After years of hard work and seven minutes of terror, workers of NASA's Jet Propulsion Laboratory in Pasadena let out their tears of joy.
"Touchdown confirmed," said a member of mission control at the laboratory as the room erupted in cheers at the touchdown of their Mars Science Laboratory and Curiosity rover on the surface of the Red Planet, breaking new ground in the US-led search for signs of alien life.
"We are wheels down on Mars. Oh, my God!"
Just minutes before that, a small control room packed with mission specialists had plunged into anguished silence as everyone watched images on the screens of the main control room.
"Seven minutes of terror" was how Nasa characterised the extremely sophisticated operation that preceded the actual landing.
An initial round of applause came when Curiosity sent its first signal before entering the Martian atmosphere. A second sigh of relief was when the ship opened its parachute.
But the most difficult part was yet to come: the vessel had to stabilise before an overhead crane, using nylon cables, gently placed Curiosity on the Martian soil -- an operation that had never before been conducted.
At 10:32 pm local time this was accomplished and cries of joys filled the JPL: "Hell, we did it!"
The joy was palpable as project managers passed around Mars chocolate bars to employees, the JPL's "shadow army" of people who never appeared on cameras but worked doggedly for eight years to make the historic moment possible.
Intoxicated by their success, the JPL workers — all dressed in commemorative blue polo shirts with "August 5" embroidered on the heart — poured into the press conference room.
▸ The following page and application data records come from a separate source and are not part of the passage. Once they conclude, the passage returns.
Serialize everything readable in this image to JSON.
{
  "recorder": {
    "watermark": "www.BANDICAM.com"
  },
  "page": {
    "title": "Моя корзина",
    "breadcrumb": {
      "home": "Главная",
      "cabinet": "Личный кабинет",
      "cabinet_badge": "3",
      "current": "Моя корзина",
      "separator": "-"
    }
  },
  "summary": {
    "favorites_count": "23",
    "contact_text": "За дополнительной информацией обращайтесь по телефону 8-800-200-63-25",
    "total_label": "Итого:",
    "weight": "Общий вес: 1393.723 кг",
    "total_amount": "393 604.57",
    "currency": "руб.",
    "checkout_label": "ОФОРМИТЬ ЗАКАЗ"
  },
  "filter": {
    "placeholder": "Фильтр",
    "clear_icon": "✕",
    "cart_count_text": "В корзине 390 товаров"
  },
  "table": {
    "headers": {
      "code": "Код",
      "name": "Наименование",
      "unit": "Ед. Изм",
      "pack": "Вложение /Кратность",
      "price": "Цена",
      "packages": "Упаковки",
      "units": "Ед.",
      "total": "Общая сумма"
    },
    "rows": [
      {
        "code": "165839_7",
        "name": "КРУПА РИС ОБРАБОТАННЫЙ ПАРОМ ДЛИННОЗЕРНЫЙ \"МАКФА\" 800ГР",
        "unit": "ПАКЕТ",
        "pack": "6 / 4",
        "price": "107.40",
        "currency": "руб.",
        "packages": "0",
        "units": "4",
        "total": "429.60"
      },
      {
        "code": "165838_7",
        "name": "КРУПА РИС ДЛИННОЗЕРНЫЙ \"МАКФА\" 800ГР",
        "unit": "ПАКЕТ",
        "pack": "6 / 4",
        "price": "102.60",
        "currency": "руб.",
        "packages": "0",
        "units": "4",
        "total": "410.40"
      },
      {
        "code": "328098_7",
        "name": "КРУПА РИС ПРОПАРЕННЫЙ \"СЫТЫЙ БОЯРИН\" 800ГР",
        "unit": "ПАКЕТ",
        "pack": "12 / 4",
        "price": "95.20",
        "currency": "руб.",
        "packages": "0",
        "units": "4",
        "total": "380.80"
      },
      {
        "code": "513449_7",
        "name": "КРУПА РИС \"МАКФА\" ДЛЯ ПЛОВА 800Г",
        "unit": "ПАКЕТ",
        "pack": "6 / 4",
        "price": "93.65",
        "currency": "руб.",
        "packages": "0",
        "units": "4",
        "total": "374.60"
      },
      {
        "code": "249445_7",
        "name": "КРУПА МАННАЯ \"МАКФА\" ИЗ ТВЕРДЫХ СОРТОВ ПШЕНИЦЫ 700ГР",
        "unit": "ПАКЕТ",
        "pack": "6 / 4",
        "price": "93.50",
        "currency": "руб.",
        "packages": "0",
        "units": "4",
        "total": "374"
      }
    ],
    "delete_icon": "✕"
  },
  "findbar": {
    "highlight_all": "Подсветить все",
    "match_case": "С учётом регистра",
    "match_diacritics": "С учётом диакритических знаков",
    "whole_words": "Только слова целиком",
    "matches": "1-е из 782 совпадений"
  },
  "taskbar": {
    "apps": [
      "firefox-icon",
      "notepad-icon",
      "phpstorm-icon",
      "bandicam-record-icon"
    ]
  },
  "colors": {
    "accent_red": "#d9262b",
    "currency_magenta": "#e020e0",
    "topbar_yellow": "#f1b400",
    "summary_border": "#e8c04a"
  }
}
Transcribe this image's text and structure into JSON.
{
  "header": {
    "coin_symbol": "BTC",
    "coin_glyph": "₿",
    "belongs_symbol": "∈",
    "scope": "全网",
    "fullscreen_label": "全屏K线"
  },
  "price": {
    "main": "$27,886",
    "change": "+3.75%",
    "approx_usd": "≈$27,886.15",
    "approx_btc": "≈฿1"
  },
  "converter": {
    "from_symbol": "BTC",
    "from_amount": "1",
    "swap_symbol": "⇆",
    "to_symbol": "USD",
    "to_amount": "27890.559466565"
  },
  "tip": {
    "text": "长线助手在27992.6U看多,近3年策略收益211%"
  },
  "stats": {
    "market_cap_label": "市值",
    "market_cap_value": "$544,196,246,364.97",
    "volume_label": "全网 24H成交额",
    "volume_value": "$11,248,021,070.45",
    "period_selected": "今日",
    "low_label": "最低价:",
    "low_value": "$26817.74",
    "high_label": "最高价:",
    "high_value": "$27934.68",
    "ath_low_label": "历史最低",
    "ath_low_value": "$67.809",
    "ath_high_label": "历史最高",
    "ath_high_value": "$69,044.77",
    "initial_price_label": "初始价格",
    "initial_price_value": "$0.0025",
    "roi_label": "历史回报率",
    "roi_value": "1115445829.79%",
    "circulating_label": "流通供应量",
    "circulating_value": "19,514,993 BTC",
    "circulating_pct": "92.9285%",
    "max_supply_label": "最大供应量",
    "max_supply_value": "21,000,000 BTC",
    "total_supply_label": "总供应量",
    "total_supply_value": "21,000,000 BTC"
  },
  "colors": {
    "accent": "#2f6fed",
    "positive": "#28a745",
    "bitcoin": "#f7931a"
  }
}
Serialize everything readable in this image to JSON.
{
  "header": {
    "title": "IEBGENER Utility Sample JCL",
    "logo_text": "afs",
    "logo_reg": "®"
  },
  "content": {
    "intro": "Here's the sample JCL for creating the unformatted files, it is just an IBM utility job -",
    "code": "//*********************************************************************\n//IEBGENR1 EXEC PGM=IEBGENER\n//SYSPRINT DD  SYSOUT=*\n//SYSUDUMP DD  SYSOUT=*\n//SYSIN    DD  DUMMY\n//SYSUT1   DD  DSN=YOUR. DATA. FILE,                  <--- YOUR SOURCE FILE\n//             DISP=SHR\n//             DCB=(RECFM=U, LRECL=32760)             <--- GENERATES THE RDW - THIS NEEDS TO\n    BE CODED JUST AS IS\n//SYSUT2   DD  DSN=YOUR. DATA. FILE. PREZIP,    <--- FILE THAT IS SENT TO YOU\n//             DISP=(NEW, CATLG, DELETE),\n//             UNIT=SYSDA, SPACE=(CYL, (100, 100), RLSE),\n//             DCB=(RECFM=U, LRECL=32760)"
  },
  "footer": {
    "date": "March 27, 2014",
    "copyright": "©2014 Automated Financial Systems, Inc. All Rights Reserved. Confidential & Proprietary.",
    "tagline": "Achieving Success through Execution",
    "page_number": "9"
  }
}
When the mission managers rose to the podium, the "blue shirts" rose, waving small American flags and chanting "EDL! EDL! EDL!" for the Entry, Descent, Landing team.